SENATE MAJORITY LEADER Bill Frist doesn't like to let people forget that, in addition to being a politician, he's a doctor--going so far as to stencil the letters m.d. ostentatiously next to his name on the door of his Capitol office. But, in a recent interview on ABC's "This Week," Frist showed that politics is truly his first calling. Playing off a recent House Government Affairs Committee report that found that eleven of the 13 federally funded abstinence programs are giving out false information-- including such nuggets as "the actual ability of condoms to prevent the transmission of HIV/aids, even if the product is intact, is not definitively known" and "the popular claim that condoms help prevent the spread of STDs is not supported by the data"--George Stephanopoulos wondered what Dr. Frist thought about one particularly dubious piece of misinformation pedaled by one of the programs: that HIV can be spread through sweat and tears. "Do you believe that tears and sweat can transmit HIV?" Stephanopoulos asked. "I don't know, I can tell you," Frist replied before Stephanopoulos cut him off with an incredulous, "You don't know? ... You believe that tears and sweat might be able to transmit aids?" Frist tried again, sputtering, "Yeah, no, I can tell you that HIV is not very transmissible as an element like, compared to smallpox, compared to the flu. It is not ..." The good doctor then went on to explain that abstinence is an important part of any strategy to combat aids and affirmed that the disease is "one of the great moral and public health tragedies of the last one hundred years." But Stephanopoulos refused to let him off the hook: "Let me just clear this up, though: Do you or do you not believe that tears and sweat can transmit HIV?" Frist finally conceded, "It would be very hard.
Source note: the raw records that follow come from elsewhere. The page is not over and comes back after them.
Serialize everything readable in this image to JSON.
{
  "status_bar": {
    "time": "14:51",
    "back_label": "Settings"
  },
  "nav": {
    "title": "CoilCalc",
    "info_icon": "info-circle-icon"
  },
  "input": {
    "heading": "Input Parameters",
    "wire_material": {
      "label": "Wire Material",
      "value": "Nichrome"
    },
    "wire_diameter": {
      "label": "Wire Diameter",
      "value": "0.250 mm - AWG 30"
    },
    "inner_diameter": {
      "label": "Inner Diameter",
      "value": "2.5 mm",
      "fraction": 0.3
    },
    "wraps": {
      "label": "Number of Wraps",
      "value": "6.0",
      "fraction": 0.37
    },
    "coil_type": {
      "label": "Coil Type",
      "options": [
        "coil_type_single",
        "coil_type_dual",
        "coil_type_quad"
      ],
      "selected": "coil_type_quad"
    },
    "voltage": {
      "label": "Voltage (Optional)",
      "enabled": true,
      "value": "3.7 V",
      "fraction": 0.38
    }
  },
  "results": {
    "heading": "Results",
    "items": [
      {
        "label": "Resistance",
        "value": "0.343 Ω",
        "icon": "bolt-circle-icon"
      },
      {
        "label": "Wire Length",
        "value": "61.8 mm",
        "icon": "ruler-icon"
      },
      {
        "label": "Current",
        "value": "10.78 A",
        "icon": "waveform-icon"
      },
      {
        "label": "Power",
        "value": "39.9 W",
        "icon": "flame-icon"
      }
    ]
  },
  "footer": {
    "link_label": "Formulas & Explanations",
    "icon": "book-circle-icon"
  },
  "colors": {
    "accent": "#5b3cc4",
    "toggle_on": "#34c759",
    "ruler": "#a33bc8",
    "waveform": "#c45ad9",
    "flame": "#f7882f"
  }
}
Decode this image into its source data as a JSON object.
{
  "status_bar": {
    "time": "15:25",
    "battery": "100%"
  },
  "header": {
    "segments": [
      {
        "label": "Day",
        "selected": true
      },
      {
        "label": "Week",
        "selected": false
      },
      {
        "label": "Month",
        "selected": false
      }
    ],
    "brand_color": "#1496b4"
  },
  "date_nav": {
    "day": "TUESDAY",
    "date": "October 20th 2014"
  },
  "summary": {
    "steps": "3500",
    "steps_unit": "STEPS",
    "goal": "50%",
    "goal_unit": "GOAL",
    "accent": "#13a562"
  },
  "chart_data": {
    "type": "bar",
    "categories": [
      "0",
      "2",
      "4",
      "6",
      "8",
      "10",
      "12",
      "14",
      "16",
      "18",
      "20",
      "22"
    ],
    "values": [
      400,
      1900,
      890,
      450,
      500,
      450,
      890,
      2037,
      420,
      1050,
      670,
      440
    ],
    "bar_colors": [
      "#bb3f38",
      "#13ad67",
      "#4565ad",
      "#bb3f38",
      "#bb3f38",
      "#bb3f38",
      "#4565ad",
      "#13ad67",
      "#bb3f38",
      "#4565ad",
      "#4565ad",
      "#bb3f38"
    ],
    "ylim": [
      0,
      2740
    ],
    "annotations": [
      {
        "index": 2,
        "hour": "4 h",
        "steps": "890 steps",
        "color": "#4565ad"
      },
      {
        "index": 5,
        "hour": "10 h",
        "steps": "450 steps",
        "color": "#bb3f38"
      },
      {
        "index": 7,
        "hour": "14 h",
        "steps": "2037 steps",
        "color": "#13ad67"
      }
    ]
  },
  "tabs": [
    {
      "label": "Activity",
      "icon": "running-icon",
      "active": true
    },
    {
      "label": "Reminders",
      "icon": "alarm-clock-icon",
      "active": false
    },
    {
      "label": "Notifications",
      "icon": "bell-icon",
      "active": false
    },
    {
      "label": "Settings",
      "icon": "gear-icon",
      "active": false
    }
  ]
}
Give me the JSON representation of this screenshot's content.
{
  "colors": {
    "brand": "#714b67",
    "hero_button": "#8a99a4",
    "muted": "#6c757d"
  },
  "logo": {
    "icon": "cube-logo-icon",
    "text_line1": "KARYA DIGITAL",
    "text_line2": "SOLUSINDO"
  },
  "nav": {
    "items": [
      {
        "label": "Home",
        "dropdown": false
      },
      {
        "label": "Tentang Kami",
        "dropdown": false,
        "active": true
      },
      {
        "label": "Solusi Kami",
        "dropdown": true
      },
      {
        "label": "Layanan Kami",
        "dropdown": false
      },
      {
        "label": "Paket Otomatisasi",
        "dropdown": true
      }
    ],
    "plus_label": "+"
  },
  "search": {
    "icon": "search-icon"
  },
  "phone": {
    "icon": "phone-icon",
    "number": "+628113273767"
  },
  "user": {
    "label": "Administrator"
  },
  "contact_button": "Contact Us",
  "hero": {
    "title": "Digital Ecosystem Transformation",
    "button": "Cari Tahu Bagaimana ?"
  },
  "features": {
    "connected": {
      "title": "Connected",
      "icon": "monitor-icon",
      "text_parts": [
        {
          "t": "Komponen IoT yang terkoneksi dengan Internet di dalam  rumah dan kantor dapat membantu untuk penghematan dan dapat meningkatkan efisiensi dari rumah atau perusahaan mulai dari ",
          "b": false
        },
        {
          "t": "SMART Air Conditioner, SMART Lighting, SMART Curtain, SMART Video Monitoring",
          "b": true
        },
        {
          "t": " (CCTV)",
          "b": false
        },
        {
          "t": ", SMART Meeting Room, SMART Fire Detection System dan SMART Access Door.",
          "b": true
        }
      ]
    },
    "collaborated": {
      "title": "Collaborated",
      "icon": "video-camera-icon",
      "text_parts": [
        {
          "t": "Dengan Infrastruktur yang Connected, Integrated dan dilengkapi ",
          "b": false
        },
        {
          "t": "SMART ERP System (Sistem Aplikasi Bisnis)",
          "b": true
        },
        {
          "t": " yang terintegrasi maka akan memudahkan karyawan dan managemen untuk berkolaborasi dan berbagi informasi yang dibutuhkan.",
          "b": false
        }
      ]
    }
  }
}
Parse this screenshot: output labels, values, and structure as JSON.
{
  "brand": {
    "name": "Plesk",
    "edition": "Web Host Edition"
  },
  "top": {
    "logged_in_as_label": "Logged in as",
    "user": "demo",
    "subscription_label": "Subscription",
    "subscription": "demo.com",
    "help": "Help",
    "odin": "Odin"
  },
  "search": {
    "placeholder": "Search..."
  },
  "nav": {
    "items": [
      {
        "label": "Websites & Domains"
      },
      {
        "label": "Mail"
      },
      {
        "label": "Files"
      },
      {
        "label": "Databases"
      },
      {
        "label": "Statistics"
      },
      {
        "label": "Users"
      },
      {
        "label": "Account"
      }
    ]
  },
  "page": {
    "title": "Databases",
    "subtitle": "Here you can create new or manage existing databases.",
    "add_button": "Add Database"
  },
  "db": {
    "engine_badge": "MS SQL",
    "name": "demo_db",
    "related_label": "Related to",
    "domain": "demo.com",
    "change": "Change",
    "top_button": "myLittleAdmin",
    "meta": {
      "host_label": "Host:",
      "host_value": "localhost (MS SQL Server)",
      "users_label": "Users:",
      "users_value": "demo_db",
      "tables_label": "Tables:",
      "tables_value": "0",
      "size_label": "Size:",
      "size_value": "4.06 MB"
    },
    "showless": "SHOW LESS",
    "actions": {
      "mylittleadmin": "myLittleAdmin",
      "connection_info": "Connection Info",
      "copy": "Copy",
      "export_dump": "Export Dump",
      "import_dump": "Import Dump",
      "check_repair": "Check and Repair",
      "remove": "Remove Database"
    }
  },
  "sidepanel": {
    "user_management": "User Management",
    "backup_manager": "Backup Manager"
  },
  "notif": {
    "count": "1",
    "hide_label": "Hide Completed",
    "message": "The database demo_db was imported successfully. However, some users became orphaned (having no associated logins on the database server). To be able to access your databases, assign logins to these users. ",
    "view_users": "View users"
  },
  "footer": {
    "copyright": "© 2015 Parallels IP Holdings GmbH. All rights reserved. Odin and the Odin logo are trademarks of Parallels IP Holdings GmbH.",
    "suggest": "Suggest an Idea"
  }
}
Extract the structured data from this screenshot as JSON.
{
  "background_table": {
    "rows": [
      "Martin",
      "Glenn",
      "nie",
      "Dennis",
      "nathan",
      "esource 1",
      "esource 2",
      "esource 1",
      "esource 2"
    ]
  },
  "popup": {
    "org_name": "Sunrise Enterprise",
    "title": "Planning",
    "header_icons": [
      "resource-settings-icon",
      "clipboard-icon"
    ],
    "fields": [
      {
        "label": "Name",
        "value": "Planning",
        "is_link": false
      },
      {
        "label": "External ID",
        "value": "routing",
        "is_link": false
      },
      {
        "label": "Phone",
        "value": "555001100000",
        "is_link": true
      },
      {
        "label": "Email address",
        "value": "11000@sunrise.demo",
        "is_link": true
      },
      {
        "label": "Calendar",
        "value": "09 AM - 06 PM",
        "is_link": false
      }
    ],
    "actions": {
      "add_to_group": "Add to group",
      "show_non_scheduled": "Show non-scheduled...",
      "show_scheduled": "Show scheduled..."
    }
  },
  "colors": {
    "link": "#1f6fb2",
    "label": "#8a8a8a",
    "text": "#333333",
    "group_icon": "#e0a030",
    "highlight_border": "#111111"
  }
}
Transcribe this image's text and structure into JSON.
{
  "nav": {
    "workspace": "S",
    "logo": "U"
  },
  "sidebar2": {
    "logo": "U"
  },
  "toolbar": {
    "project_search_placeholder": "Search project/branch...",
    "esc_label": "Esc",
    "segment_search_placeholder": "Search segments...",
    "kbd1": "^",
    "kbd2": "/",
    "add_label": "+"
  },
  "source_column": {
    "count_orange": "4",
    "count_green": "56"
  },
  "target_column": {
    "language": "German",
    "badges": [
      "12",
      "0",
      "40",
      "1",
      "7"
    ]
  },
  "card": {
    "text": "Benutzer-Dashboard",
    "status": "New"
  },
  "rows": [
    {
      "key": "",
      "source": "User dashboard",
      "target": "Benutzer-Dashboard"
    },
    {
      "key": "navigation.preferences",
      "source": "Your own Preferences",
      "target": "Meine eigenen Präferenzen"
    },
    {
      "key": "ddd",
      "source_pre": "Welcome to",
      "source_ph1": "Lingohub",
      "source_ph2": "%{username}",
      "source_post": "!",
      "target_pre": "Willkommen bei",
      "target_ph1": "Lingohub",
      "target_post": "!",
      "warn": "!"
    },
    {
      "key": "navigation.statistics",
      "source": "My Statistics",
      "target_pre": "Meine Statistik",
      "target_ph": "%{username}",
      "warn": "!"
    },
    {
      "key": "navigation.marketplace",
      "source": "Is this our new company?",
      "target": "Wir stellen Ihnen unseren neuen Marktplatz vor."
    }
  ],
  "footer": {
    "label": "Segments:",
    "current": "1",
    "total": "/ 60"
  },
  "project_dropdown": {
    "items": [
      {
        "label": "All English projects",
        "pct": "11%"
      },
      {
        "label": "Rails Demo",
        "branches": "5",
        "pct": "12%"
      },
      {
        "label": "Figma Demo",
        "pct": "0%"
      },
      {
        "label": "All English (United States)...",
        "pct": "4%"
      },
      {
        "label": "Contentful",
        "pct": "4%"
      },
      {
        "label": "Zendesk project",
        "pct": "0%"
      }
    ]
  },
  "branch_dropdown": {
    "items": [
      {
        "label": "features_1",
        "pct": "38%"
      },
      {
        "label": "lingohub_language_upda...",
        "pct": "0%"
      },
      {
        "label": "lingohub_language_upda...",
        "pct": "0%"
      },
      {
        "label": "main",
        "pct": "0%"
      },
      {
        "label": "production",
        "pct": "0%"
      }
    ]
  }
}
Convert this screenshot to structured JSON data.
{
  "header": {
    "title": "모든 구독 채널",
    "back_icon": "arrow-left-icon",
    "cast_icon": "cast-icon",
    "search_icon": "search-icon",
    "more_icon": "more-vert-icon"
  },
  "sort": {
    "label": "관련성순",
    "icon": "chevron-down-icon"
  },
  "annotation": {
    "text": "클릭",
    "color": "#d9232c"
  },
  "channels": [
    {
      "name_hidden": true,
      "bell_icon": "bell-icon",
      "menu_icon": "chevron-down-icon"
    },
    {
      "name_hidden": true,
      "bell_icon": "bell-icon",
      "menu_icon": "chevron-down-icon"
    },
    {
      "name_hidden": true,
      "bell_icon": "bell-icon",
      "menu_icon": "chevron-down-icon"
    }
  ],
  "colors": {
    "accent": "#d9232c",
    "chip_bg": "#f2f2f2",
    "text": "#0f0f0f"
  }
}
It would be very hard for tears and sweat, I mean, you can get virus in tears and sweat, but in terms of the degree of infecting somebody, it would be very hard." Funny, but you wouldn't think it would be so hard for a doctor to admit that.
THIS MAN'S ARMY
THIS WEEK IN KUWAIT, Defense Secretary Donald Rumsfeld fielded some tough questions from 2,300 soldiers preparing to deploy to Iraq. To what the Associated Press described as "a big cheer," Specialist Thomas Wilson of the Tennessee National Guard asked why "we soldiers have to dig through local landfills for pieces of scrap metal and compromised ballistic glass to uparmor our vehicles." Naturally, Rumsfeld was unflappable, replying, "You go to war with the Army you have." He then explained--to what he must have thought were 2, 300 overgrown children--that one of the gravest dangers they face in Iraq are improvised explosive devices (IEDs), which means, "You can have all the armor in the world on a tank and it can [still] be blown up." So not to worry!
What Rumsfeld didn't admit to Wilson and his fellow soldiers is that he is fully responsible for the "Army you have," especially as it relates to heavy armor. A stated objective of Rumsfeld's tenure has been to move the Army away from ponderous forces and toward lighter, more easily deployable units--as in 2002, when he cut funding for the 70-ton Abrams tank, which currently rolls through the streets of Baghdad. Just this week, Rumsfeld reiterated to The Wall Street Journal that the military "simply has to be much more facile and agile." Luckily for the country, Bush recently asked Rumsfeld to stay at the Pentagon's helm for another four years. As for anyone concerned about the safety of our troops, we'll see you down at the scrapyard.
DEPARTMENT OF THINGS WE FIND IMPOSSIBLE TO BELIEVE
"I CAN SAY WITHOUT equivocation: This president has been pretty heavily influenced by economic theory," --Glenn Hubbard, quoted in The Washington Post, December 3 DEPARTMENT OF CONGRATULATIONS Congratulations to tnr foreign correspondent Massoud Ansari, who also works for Pakistan's Newsline magazine, on winning the 2004 Reuters-iucn Media Award for excellence in environmental reporting for his stories about an oil spill along the Karachi coast. In addition, Ansari, for a second consecutive year, received the coveted All Pakistan Newspaper Society award for his investigative reporting.